All Programs are NOT equal
When we hear the word “bilingual education”, we all have our own idea about what that means. What most people do not know is that there are so many facets of bilingual education. There are some that place an emphasis on the dominant language of a society, and there are some that don’t. There are some whose main objective is to have minority students assimilate to the dominant culture, and there are some that place a higher value on the maintenance and enrichment of the minority language. I will discuss several programs and talk about whether they are weak or strong models, as well as what the focus is on in the program
One program that is has been proven to be a weak form of bilingual education is the Transitional bilingual program. With this type of teaching, students who do not speak the majority language are separated from the classroom that is taught in the majority language, which in the United States is English.
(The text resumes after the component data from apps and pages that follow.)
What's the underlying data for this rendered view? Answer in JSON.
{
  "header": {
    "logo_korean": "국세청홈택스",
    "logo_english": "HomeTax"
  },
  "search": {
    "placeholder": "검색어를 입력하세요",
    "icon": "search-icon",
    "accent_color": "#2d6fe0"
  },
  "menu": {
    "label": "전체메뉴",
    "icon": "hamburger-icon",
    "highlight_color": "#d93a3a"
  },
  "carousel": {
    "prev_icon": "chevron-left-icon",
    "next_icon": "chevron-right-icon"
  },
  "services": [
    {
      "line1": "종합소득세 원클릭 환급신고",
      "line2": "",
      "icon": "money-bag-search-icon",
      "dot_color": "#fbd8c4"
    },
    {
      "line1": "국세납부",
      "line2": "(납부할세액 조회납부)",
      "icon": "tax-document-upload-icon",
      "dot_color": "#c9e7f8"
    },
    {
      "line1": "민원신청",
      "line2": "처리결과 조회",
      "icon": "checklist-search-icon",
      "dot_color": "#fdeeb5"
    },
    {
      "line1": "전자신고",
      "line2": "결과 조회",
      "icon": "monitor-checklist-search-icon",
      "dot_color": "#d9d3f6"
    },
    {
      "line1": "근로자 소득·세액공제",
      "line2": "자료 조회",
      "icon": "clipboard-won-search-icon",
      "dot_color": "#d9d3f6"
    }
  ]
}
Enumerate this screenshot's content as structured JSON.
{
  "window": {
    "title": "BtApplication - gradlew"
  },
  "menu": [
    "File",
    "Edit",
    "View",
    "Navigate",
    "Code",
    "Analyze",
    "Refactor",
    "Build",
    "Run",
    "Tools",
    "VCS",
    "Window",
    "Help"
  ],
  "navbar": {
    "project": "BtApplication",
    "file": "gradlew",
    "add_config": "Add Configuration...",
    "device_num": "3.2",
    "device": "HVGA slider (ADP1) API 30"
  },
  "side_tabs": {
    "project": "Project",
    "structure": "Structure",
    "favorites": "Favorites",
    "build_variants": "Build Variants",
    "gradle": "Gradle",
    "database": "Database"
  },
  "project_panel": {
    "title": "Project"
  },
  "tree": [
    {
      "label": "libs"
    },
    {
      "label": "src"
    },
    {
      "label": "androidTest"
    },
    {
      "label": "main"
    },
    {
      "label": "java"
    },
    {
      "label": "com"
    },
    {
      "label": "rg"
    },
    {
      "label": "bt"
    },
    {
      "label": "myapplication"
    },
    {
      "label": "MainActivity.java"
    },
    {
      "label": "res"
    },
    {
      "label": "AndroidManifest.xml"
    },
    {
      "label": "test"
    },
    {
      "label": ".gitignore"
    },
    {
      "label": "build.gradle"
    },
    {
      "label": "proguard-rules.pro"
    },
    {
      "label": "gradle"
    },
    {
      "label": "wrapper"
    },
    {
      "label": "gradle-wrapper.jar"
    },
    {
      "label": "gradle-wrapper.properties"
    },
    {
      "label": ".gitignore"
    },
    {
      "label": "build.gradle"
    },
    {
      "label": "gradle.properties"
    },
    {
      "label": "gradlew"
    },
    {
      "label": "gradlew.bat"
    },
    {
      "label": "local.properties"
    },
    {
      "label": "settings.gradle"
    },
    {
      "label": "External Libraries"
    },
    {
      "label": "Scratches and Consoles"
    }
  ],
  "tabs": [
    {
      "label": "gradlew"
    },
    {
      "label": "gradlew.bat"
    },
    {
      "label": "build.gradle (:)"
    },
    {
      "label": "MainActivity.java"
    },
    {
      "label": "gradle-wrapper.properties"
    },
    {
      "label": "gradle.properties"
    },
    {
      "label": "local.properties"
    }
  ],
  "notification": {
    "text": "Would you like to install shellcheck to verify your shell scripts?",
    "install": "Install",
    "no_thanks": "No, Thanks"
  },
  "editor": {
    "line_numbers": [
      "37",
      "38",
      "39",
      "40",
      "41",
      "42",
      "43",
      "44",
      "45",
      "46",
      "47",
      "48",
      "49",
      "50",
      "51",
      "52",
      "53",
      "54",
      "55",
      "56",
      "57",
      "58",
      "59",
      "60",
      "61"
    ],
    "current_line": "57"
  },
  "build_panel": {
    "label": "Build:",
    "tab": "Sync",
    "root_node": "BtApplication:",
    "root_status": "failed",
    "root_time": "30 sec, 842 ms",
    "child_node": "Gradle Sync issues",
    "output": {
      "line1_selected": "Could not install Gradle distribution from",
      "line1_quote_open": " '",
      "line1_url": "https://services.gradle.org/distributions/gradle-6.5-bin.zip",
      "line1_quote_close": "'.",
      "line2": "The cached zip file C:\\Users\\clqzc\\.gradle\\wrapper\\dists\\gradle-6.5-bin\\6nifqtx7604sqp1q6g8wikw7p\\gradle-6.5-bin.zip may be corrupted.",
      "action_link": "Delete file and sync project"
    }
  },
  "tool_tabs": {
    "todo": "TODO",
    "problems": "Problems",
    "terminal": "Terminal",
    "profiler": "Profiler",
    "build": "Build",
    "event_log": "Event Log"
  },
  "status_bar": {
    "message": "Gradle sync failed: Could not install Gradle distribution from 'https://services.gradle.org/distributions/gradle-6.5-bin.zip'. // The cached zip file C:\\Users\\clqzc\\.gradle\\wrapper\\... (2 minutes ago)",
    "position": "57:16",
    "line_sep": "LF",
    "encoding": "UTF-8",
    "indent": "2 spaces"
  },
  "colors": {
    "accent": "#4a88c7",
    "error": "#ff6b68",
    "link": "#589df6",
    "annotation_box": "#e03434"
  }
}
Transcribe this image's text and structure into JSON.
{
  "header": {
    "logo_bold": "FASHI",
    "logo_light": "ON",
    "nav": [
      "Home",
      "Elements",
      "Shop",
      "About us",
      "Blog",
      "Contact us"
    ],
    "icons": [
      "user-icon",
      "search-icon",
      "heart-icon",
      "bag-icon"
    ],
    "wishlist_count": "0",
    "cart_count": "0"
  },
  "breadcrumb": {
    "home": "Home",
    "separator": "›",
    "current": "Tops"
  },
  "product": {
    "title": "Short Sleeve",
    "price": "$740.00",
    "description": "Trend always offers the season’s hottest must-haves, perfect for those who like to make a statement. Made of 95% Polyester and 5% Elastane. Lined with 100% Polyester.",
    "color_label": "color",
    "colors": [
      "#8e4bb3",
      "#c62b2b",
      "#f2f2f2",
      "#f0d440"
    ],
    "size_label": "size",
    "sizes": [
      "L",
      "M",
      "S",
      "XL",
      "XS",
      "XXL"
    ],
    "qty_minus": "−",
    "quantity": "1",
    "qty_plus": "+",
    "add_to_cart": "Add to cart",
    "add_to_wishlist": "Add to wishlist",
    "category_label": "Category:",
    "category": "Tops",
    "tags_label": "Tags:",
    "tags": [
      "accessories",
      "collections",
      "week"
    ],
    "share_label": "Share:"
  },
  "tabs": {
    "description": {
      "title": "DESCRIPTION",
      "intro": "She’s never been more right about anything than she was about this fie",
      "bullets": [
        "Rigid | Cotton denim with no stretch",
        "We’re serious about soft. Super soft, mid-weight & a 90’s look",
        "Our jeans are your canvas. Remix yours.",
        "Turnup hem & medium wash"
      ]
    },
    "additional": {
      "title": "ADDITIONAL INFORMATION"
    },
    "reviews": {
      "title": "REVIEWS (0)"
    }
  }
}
The goal of this program is to assimilate students into being relatively monolingual in the dominant language (Baker, 2011). There is no emphasis placed on maintaining or strengthening the minority language. It is forgotten and left in the wind, and for that reason, this is considered a weak form of bilingual education.
A bilingual program that is considered to be a strong form is Immersion. In this program, we see students who speak the dominant language and others who do not. The goal of the program is to immerse all students in the minority language and gradually increase the amount of English that is spoken (Baker, 2011).The end result is that students have been exposed to two languages and are bilingual as well as biliterate.
There is also the two way/ dual language program which students’ minority language as well as the dominant language are both enhanced and worked on. The aim of this program is for students’ language and literacy skills in both languages to be enriched (Baker, 2011). In class, students are exposed to both languages.
If we want to help out students to be better prepared for their future, placing them in any bilingual program will not do. We need to make sure that the program is strong, and aims for strong lingual and literary skills in both languages.
Baker, C. (20110). Foundations of bilingual education and bilinguism. Multilingual Matters Publications. New York, NY.